Read this first-hand account of what it was like to take part in the event from the ‘Open Cosmics’ team. They were awarded the ‘Best Innovative Outreach’ prize for their work to open up data from cosmic ray detectors to the world.

As well as taking part in the recent webfest, the CERN openlab summer students have been enjoying a range of cultural activities together. The members of the ‘Open Cosmics’ team are (clockwise, starting from top-left corner): Harun Urhan, Gabriella Azzopardi, Siddha Ganju, Shubham Gupta, and Anirudha Bose

Summer students, assemble

A little over a month ago, we were just a modest bunch of students from all corners of the world — with no idea what we were in for. It was not long, however, before a bond of friendship was created between us. Thus, when the opportunity to work together in the CERN Summer Student Webfest arose, our reaction was simply “where can we sign up?” For two of us, it was actually our first experience of taking part in such a hackathon, which made it all the more exciting!

We love any opportunity to code, so all we needed was an idea. We began discussing and pitching ideas weeks before the webfest, but it wasn’t until two days before the start of the event that Anirudha came up with the idea to work with cosmic rays. We immediately began our research and contacted people involved in the field.

A cosmic idea

High-energy cosmic beams hit the Earth’s outer atmosphere, which in turn scatters these rays into a shower of particle decays. Simple devices like cloud chambers, bubble chambers, and the Cosmic Pi enable us to detect particle decays which are not otherwise visible to the naked eye.

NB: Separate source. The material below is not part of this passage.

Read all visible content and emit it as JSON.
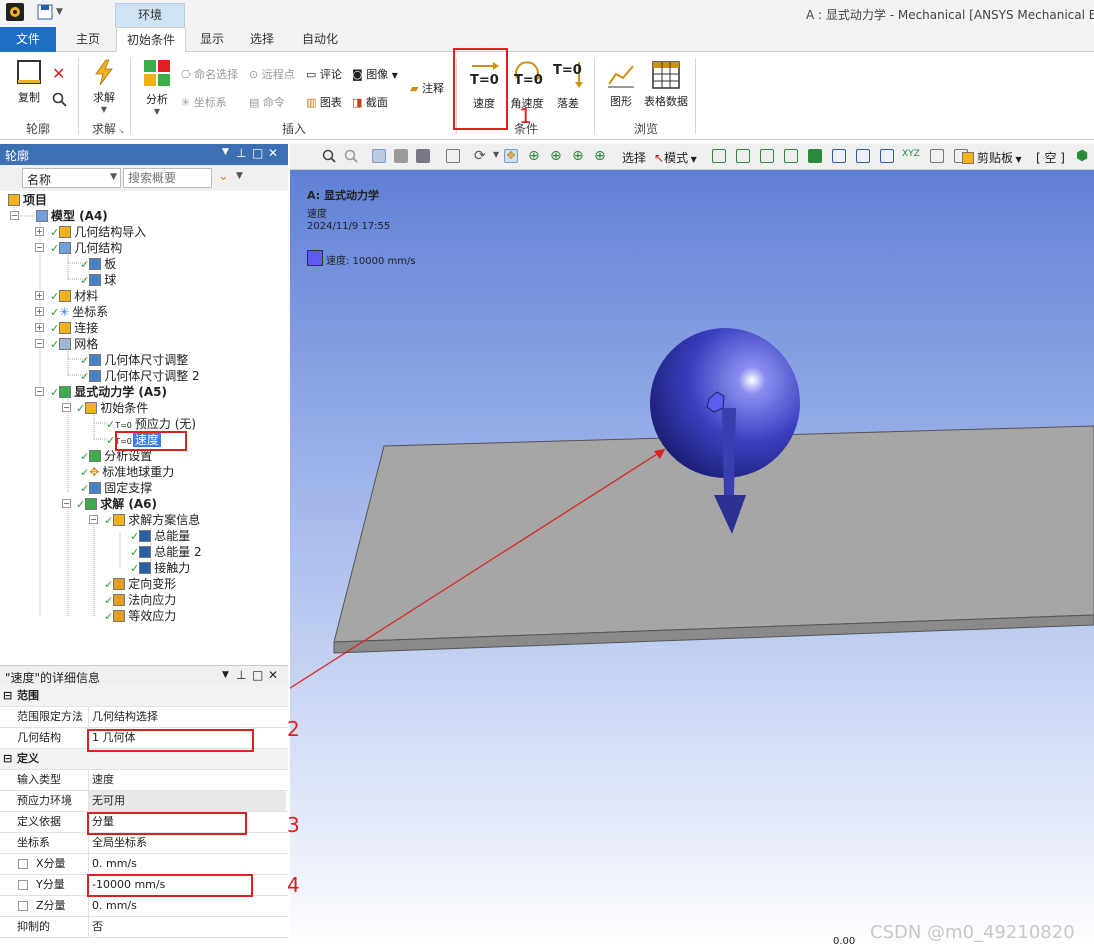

Our plan was to build a distributed network of these devices, which will be able to capture these cosmic events around us. This could then be used to analyse data, as well as for examining results and disseminating them to the public. Thus, we hope to make it possible for non-physicists, students, and hobbyists to play with this data and learn more about the fascinating cosmos around them.

We worked to make the platform capable of filtering the raw data, as well as storing the information following enhancement using image-processing techniques. By applying pattern-recognition methods to ascertain particle tracks, our system is able to determine what type of particle has been detected. Even simple information about the arc of a track can tell us the speed and mass of the particle.

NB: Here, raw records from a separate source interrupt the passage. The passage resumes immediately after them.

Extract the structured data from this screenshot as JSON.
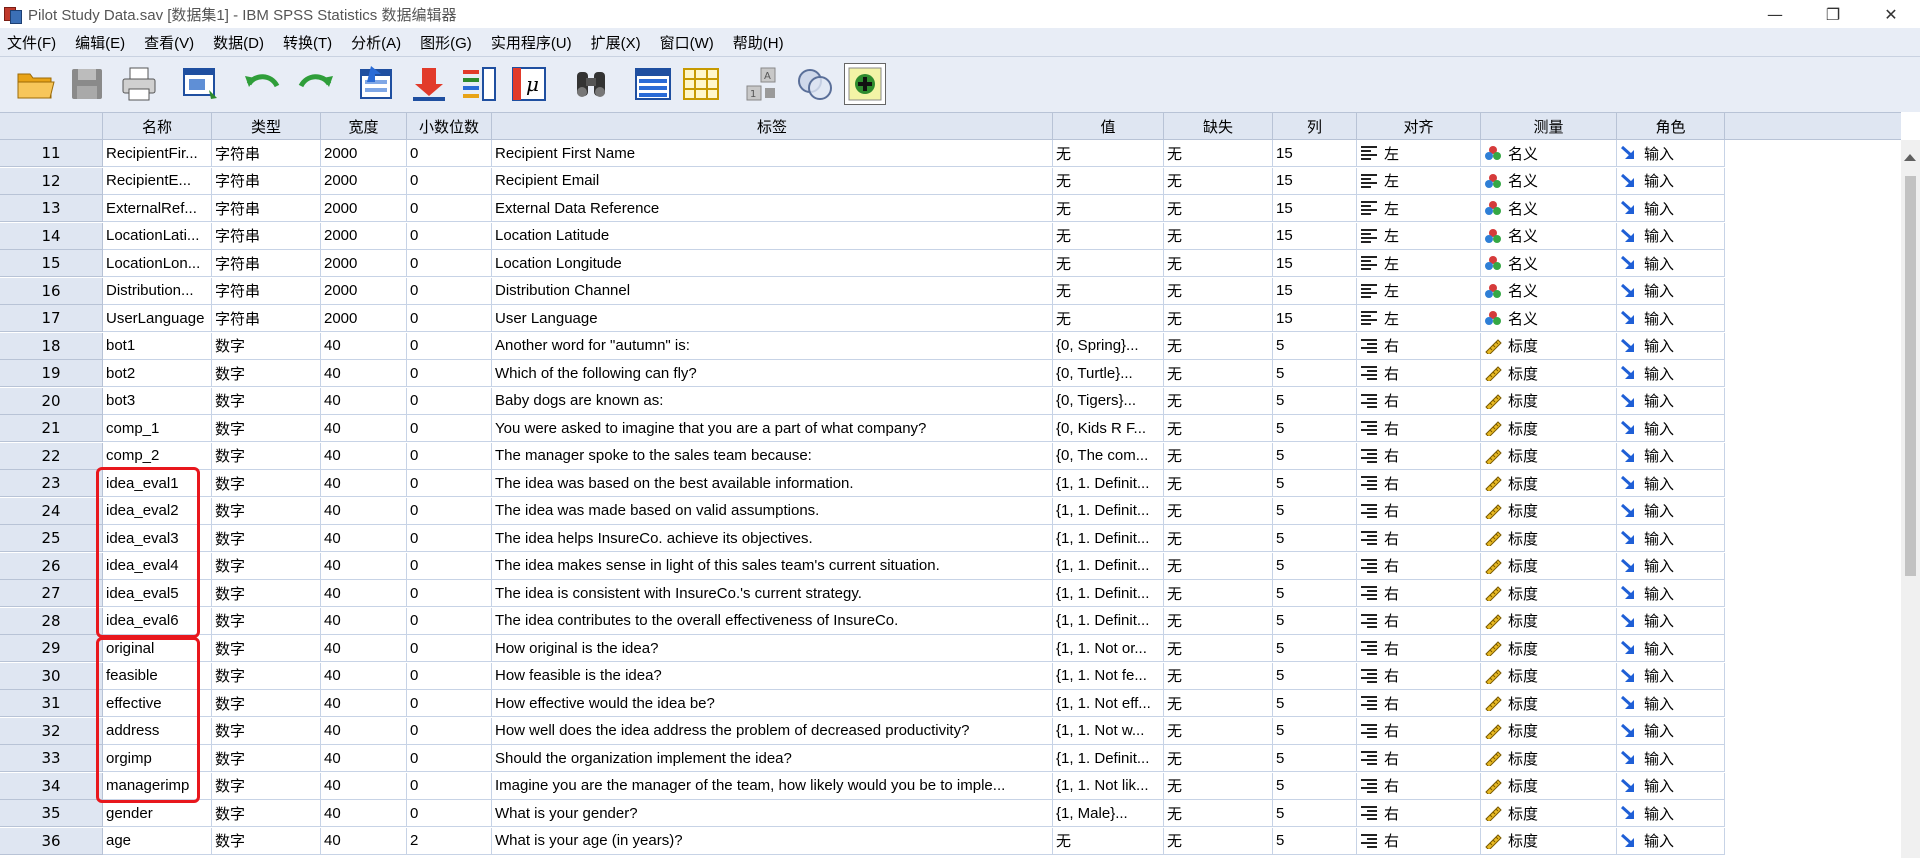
{
  "window": {
    "title": "Pilot Study Data.sav [数据集1] - IBM SPSS Statistics 数据编辑器",
    "minimize_glyph": "—",
    "restore_glyph": "❐",
    "close_glyph": "✕"
  },
  "menu": [
    "文件(F)",
    "编辑(E)",
    "查看(V)",
    "数据(D)",
    "转换(T)",
    "分析(A)",
    "图形(G)",
    "实用程序(U)",
    "扩展(X)",
    "窗口(W)",
    "帮助(H)"
  ],
  "toolbar_icons": [
    "open-folder-icon",
    "save-disk-icon",
    "print-icon",
    "recall-dialog-icon",
    "undo-icon",
    "redo-icon",
    "goto-case-icon",
    "goto-variable-icon",
    "variables-icon",
    "value-labels-icon",
    "find-icon",
    "insert-cases-icon",
    "insert-variable-icon",
    "split-file-icon",
    "weight-cases-icon",
    "select-cases-icon",
    "use-sets-icon"
  ],
  "columns": [
    "",
    "名称",
    "类型",
    "宽度",
    "小数位数",
    "标签",
    "值",
    "缺失",
    "列",
    "对齐",
    "测量",
    "角色"
  ],
  "rows": [
    {
      "n": "11",
      "name": "RecipientFir...",
      "type": "字符串",
      "width": "2000",
      "dec": "0",
      "label": "Recipient First Name",
      "values": "无",
      "missing": "无",
      "cols": "15",
      "align": "左",
      "measure": "名义",
      "role": "输入"
    },
    {
      "n": "12",
      "name": "RecipientE...",
      "type": "字符串",
      "width": "2000",
      "dec": "0",
      "label": "Recipient Email",
      "values": "无",
      "missing": "无",
      "cols": "15",
      "align": "左",
      "measure": "名义",
      "role": "输入"
    },
    {
      "n": "13",
      "name": "ExternalRef...",
      "type": "字符串",
      "width": "2000",
      "dec": "0",
      "label": "External Data Reference",
      "values": "无",
      "missing": "无",
      "cols": "15",
      "align": "左",
      "measure": "名义",
      "role": "输入"
    },
    {
      "n": "14",
      "name": "LocationLati...",
      "type": "字符串",
      "width": "2000",
      "dec": "0",
      "label": "Location Latitude",
      "values": "无",
      "missing": "无",
      "cols": "15",
      "align": "左",
      "measure": "名义",
      "role": "输入"
    },
    {
      "n": "15",
      "name": "LocationLon...",
      "type": "字符串",
      "width": "2000",
      "dec": "0",
      "label": "Location Longitude",
      "values": "无",
      "missing": "无",
      "cols": "15",
      "align": "左",
      "measure": "名义",
      "role": "输入"
    },
    {
      "n": "16",
      "name": "Distribution...",
      "type": "字符串",
      "width": "2000",
      "dec": "0",
      "label": "Distribution Channel",
      "values": "无",
      "missing": "无",
      "cols": "15",
      "align": "左",
      "measure": "名义",
      "role": "输入"
    },
    {
      "n": "17",
      "name": "UserLanguage",
      "type": "字符串",
      "width": "2000",
      "dec": "0",
      "label": "User Language",
      "values": "无",
      "missing": "无",
      "cols": "15",
      "align": "左",
      "measure": "名义",
      "role": "输入"
    },
    {
      "n": "18",
      "name": "bot1",
      "type": "数字",
      "width": "40",
      "dec": "0",
      "label": "Another word for \"autumn\" is:",
      "values": "{0, Spring}...",
      "missing": "无",
      "cols": "5",
      "align": "右",
      "measure": "标度",
      "role": "输入"
    },
    {
      "n": "19",
      "name": "bot2",
      "type": "数字",
      "width": "40",
      "dec": "0",
      "label": "Which of the following can fly?",
      "values": "{0, Turtle}...",
      "missing": "无",
      "cols": "5",
      "align": "右",
      "measure": "标度",
      "role": "输入"
    },
    {
      "n": "20",
      "name": "bot3",
      "type": "数字",
      "width": "40",
      "dec": "0",
      "label": "Baby dogs are known as:",
      "values": "{0, Tigers}...",
      "missing": "无",
      "cols": "5",
      "align": "右",
      "measure": "标度",
      "role": "输入"
    },
    {
      "n": "21",
      "name": "comp_1",
      "type": "数字",
      "width": "40",
      "dec": "0",
      "label": "You were asked to imagine that you are a part of what company?",
      "values": "{0, Kids R F...",
      "missing": "无",
      "cols": "5",
      "align": "右",
      "measure": "标度",
      "role": "输入"
    },
    {
      "n": "22",
      "name": "comp_2",
      "type": "数字",
      "width": "40",
      "dec": "0",
      "label": "The manager spoke to the sales team because:",
      "values": "{0, The com...",
      "missing": "无",
      "cols": "5",
      "align": "右",
      "measure": "标度",
      "role": "输入"
    },
    {
      "n": "23",
      "name": "idea_eval1",
      "type": "数字",
      "width": "40",
      "dec": "0",
      "label": "The idea was based on the best available information.",
      "values": "{1, 1. Definit...",
      "missing": "无",
      "cols": "5",
      "align": "右",
      "measure": "标度",
      "role": "输入"
    },
    {
      "n": "24",
      "name": "idea_eval2",
      "type": "数字",
      "width": "40",
      "dec": "0",
      "label": "The idea was made based on valid assumptions.",
      "values": "{1, 1. Definit...",
      "missing": "无",
      "cols": "5",
      "align": "右",
      "measure": "标度",
      "role": "输入"
    },
    {
      "n": "25",
      "name": "idea_eval3",
      "type": "数字",
      "width": "40",
      "dec": "0",
      "label": "The idea helps InsureCo. achieve its objectives.",
      "values": "{1, 1. Definit...",
      "missing": "无",
      "cols": "5",
      "align": "右",
      "measure": "标度",
      "role": "输入"
    },
    {
      "n": "26",
      "name": "idea_eval4",
      "type": "数字",
      "width": "40",
      "dec": "0",
      "label": "The idea makes sense in light of this sales team's current situation.",
      "values": "{1, 1. Definit...",
      "missing": "无",
      "cols": "5",
      "align": "右",
      "measure": "标度",
      "role": "输入"
    },
    {
      "n": "27",
      "name": "idea_eval5",
      "type": "数字",
      "width": "40",
      "dec": "0",
      "label": "The idea is consistent with InsureCo.'s current strategy.",
      "values": "{1, 1. Definit...",
      "missing": "无",
      "cols": "5",
      "align": "右",
      "measure": "标度",
      "role": "输入"
    },
    {
      "n": "28",
      "name": "idea_eval6",
      "type": "数字",
      "width": "40",
      "dec": "0",
      "label": "The idea contributes to the overall effectiveness of InsureCo.",
      "values": "{1, 1. Definit...",
      "missing": "无",
      "cols": "5",
      "align": "右",
      "measure": "标度",
      "role": "输入"
    },
    {
      "n": "29",
      "name": "original",
      "type": "数字",
      "width": "40",
      "dec": "0",
      "label": "How original is the idea?",
      "values": "{1, 1. Not or...",
      "missing": "无",
      "cols": "5",
      "align": "右",
      "measure": "标度",
      "role": "输入"
    },
    {
      "n": "30",
      "name": "feasible",
      "type": "数字",
      "width": "40",
      "dec": "0",
      "label": "How feasible is the idea?",
      "values": "{1, 1. Not fe...",
      "missing": "无",
      "cols": "5",
      "align": "右",
      "measure": "标度",
      "role": "输入"
    },
    {
      "n": "31",
      "name": "effective",
      "type": "数字",
      "width": "40",
      "dec": "0",
      "label": "How effective would the idea be?",
      "values": "{1, 1. Not eff...",
      "missing": "无",
      "cols": "5",
      "align": "右",
      "measure": "标度",
      "role": "输入"
    },
    {
      "n": "32",
      "name": "address",
      "type": "数字",
      "width": "40",
      "dec": "0",
      "label": "How well does the idea address the problem of decreased productivity?",
      "values": "{1, 1. Not w...",
      "missing": "无",
      "cols": "5",
      "align": "右",
      "measure": "标度",
      "role": "输入"
    },
    {
      "n": "33",
      "name": "orgimp",
      "type": "数字",
      "width": "40",
      "dec": "0",
      "label": "Should the organization implement the idea?",
      "values": "{1, 1. Definit...",
      "missing": "无",
      "cols": "5",
      "align": "右",
      "measure": "标度",
      "role": "输入"
    },
    {
      "n": "34",
      "name": "managerimp",
      "type": "数字",
      "width": "40",
      "dec": "0",
      "label": "Imagine you are the manager of the team, how likely would you be to imple...",
      "values": "{1, 1. Not lik...",
      "missing": "无",
      "cols": "5",
      "align": "右",
      "measure": "标度",
      "role": "输入"
    },
    {
      "n": "35",
      "name": "gender",
      "type": "数字",
      "width": "40",
      "dec": "0",
      "label": "What is your gender?",
      "values": "{1, Male}...",
      "missing": "无",
      "cols": "5",
      "align": "右",
      "measure": "标度",
      "role": "输入"
    },
    {
      "n": "36",
      "name": "age",
      "type": "数字",
      "width": "40",
      "dec": "2",
      "label": "What is your age (in years)?",
      "values": "无",
      "missing": "无",
      "cols": "5",
      "align": "右",
      "measure": "标度",
      "role": "输入"
    }
  ],
  "colors": {
    "header_bg": "#dfe6f2",
    "grid_line": "#c7d3e6",
    "highlight": "#e8171d",
    "menu_bg": "#e8edf6"
  }
}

Meeting the experts

The morning before the webfest, we went all around CERN to meet people involved with detectors; we first met Hugo Day from the Cosmic Pi project, who then referred us to CERN’s S'Cool LAB for access to the cloud chambers. Here we met Jeff Wiener, the founder of S’Cool LAB, and Julia Woithe, who kindly allowed us into their lab to view the cloud chamber and gather data first hand. On the other side of the globe, we had also already made contact with Matthew Bellis from Siena College in New York, who organizes workshops for students and high-school teachers on how to make DIY cloud chambers!

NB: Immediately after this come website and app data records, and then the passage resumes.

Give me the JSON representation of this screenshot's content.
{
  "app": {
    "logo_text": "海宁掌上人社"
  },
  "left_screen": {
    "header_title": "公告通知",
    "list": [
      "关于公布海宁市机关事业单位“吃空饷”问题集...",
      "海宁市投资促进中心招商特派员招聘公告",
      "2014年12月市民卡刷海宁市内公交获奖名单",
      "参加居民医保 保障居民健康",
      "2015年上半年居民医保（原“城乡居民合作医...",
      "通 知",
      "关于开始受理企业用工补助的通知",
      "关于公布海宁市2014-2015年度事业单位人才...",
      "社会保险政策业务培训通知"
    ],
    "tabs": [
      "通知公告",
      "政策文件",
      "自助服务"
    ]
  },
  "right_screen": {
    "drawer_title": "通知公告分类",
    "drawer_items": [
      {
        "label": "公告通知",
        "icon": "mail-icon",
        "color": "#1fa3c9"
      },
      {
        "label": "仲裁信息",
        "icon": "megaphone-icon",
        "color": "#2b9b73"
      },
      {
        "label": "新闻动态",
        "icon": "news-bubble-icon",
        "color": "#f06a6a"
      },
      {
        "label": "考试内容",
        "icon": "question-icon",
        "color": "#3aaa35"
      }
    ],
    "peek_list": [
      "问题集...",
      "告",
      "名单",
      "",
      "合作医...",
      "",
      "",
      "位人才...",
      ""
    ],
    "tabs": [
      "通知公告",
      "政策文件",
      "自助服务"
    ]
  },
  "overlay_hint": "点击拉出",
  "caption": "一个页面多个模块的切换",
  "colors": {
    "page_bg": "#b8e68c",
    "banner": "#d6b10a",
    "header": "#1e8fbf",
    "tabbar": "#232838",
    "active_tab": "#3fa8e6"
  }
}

On Friday afternoon, our idea for the webfest was pitched by Siddha, so that anybody interested could join us and we could then get down to coding as soon as possible. A party was also organized by the webfest team that evening, which presented a good opportunity to clarify the ideas and explain them further. We met some great people, like Ben Segal, an honorary CERN member and chief technology officer of the Citizen Cyberscience Centre (CCC). He liked our idea and agreed to be our team’s mentor. Furthermore, we shared our idea with Francois Grey, coordinator of the CCC, who referred us to Daniel Lombraña González, senior researcher at the CCC and co-founder of the Crowdcrafting website. He turned our idea into a citizen science project, making it possible for absolutely anyone to learn about the trails of particles and help in classifying data.

Race to the finish

The following morning, everyone was energized and ready to get down to business. Throughout the day, there were discussions going on, new contacts being made, people learning new things, and everybody was having a good time. Together with a handful of other teams, we somehow even managed to code through the night!

On Sunday, the final day of the webfest, each team raced to complete their projects on time. The final presentations took place in the afternoon, and it was very interesting to see how all the ideas turned out.

The webfest was an amazing experience for every single one of us; one which we will never forget. And, to top it all off, we won the award for Best Innovative Outreach’! Not only that, but there was also another team in the webfest with CERN openlab summer students participating, and they too won a prize: They received the award for ‘Best Design’!

CERN openlab is a unique public-private partnership between CERN and leading ICT companies. Its mission is to accelerate the development of cutting-edge solutions to be used by the worldwide Large Hadron Collider (LHC) research community.